- _EXERCISE_
Your job is to return each record exactly, minus any pictures.

- _INPUT FOR THIS TASK_

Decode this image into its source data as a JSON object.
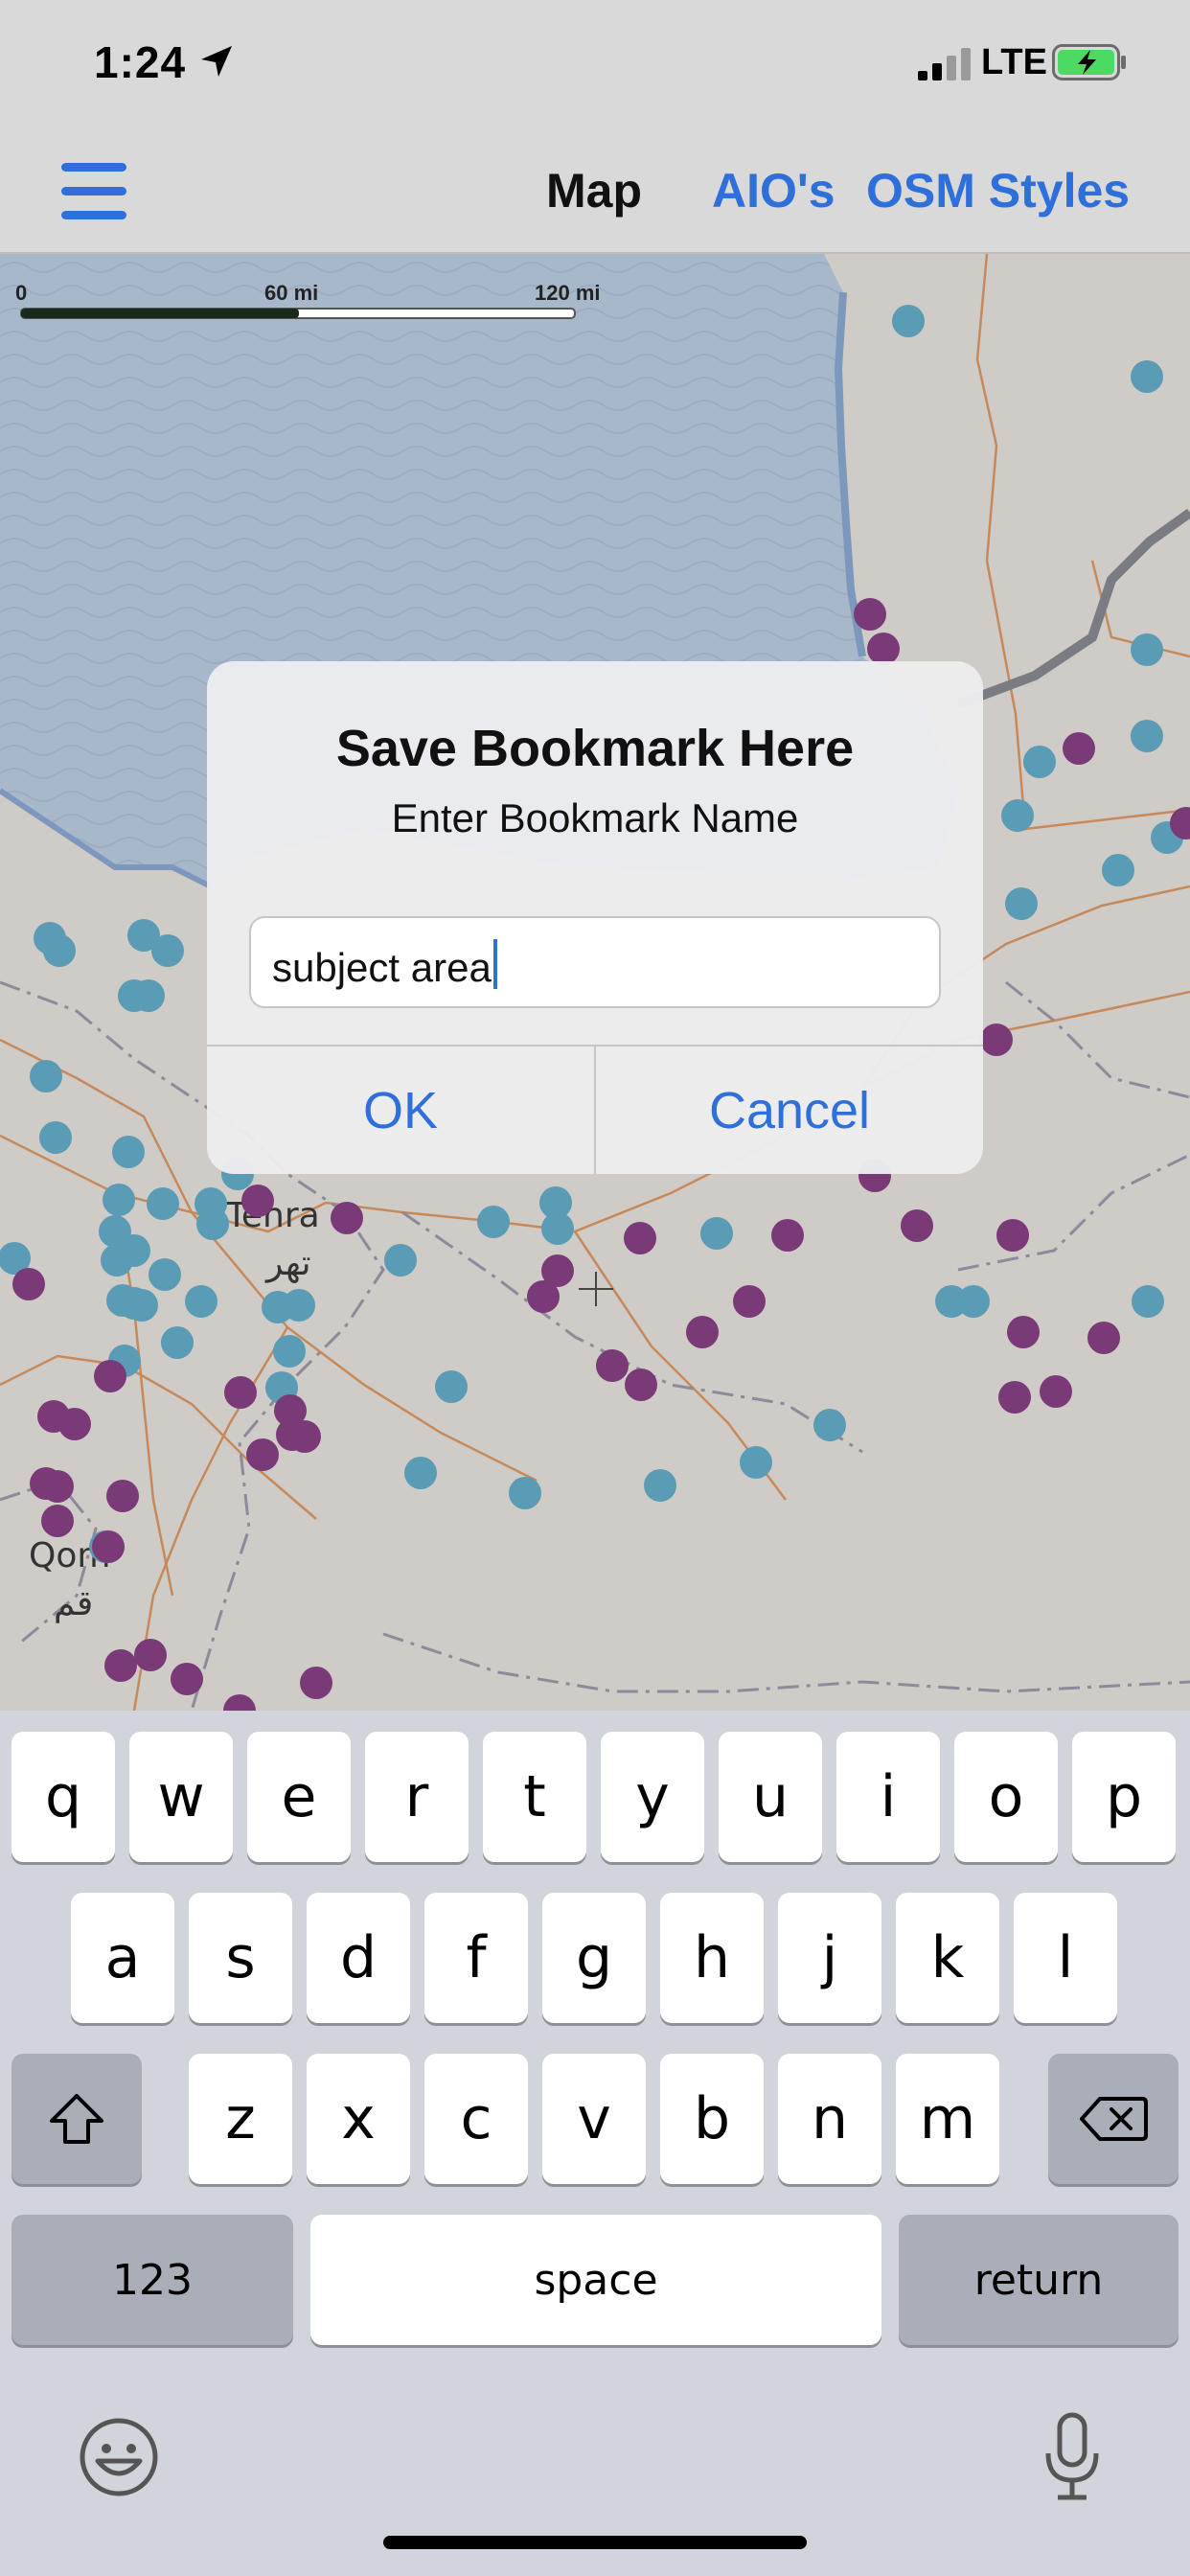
{
  "status": {
    "time": "1:24",
    "network": "LTE",
    "icons": [
      "location-arrow-icon",
      "signal-icon",
      "battery-charging-icon"
    ]
  },
  "nav": {
    "title": "Map",
    "links": [
      "AIO's",
      "OSM Styles"
    ],
    "menu_icon": "hamburger-menu-icon",
    "accent": "#2e6fd9"
  },
  "map": {
    "scale": {
      "start": "0",
      "mid": "60 mi",
      "end": "120 mi"
    },
    "cities": [
      {
        "latin": "Tehra",
        "local": "تهر"
      },
      {
        "latin": "Qom",
        "local": "قم"
      }
    ],
    "marker_colors": {
      "teal": "#5a9bb5",
      "purple": "#7a3a78"
    },
    "water_color": "#a8b8cb"
  },
  "dialog": {
    "title": "Save Bookmark Here",
    "message": "Enter Bookmark Name",
    "input_value": "subject area",
    "ok_label": "OK",
    "cancel_label": "Cancel"
  },
  "keyboard": {
    "row1": [
      "q",
      "w",
      "e",
      "r",
      "t",
      "y",
      "u",
      "i",
      "o",
      "p"
    ],
    "row2": [
      "a",
      "s",
      "d",
      "f",
      "g",
      "h",
      "j",
      "k",
      "l"
    ],
    "row3": [
      "z",
      "x",
      "c",
      "v",
      "b",
      "n",
      "m"
    ],
    "numbers_label": "123",
    "space_label": "space",
    "return_label": "return",
    "icons": [
      "shift-icon",
      "backspace-icon",
      "emoji-icon",
      "microphone-icon"
    ]
  }
}
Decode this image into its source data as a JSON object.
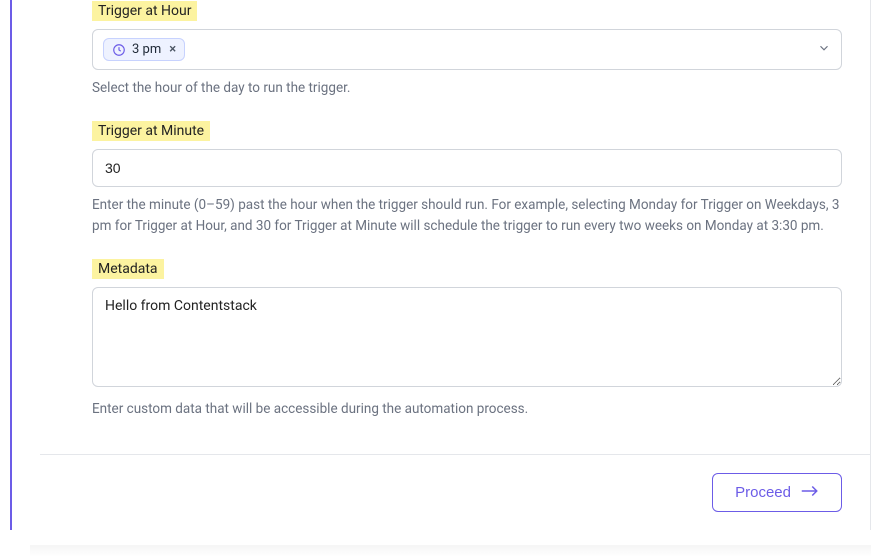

- _RESULT OF THIS TASK_
Decode this image into its source data as a JSON object.
{
  "status": {
    "time": "1:24",
    "network": "LTE",
    "icons": [
      "location-arrow-icon",
      "signal-icon",
      "battery-charging-icon"
    ]
  },
  "nav": {
    "title": "Map",
    "links": [
      "AIO's",
      "OSM Styles"
    ],
    "menu_icon": "hamburger-menu-icon",
    "accent": "#2e6fd9"
  },
  "map": {
    "scale": {
      "start": "0",
      "mid": "60 mi",
      "end": "120 mi"
    },
    "cities": [
      {
        "latin": "Tehra",
        "local": "تهر"
      },
      {
        "latin": "Qom",
        "local": "قم"
      }
    ],
    "marker_colors": {
      "teal": "#5a9bb5",
      "purple": "#7a3a78"
    },
    "water_color": "#a8b8cb"
  },
  "dialog": {
    "title": "Save Bookmark Here",
    "message": "Enter Bookmark Name",
    "input_value": "subject area",
    "ok_label": "OK",
    "cancel_label": "Cancel"
  },
  "keyboard": {
    "row1": [
      "q",
      "w",
      "e",
      "r",
      "t",
      "y",
      "u",
      "i",
      "o",
      "p"
    ],
    "row2": [
      "a",
      "s",
      "d",
      "f",
      "g",
      "h",
      "j",
      "k",
      "l"
    ],
    "row3": [
      "z",
      "x",
      "c",
      "v",
      "b",
      "n",
      "m"
    ],
    "numbers_label": "123",
    "space_label": "space",
    "return_label": "return",
    "icons": [
      "shift-icon",
      "backspace-icon",
      "emoji-icon",
      "microphone-icon"
    ]
  }
}
Decode this image into its source data as a JSON object.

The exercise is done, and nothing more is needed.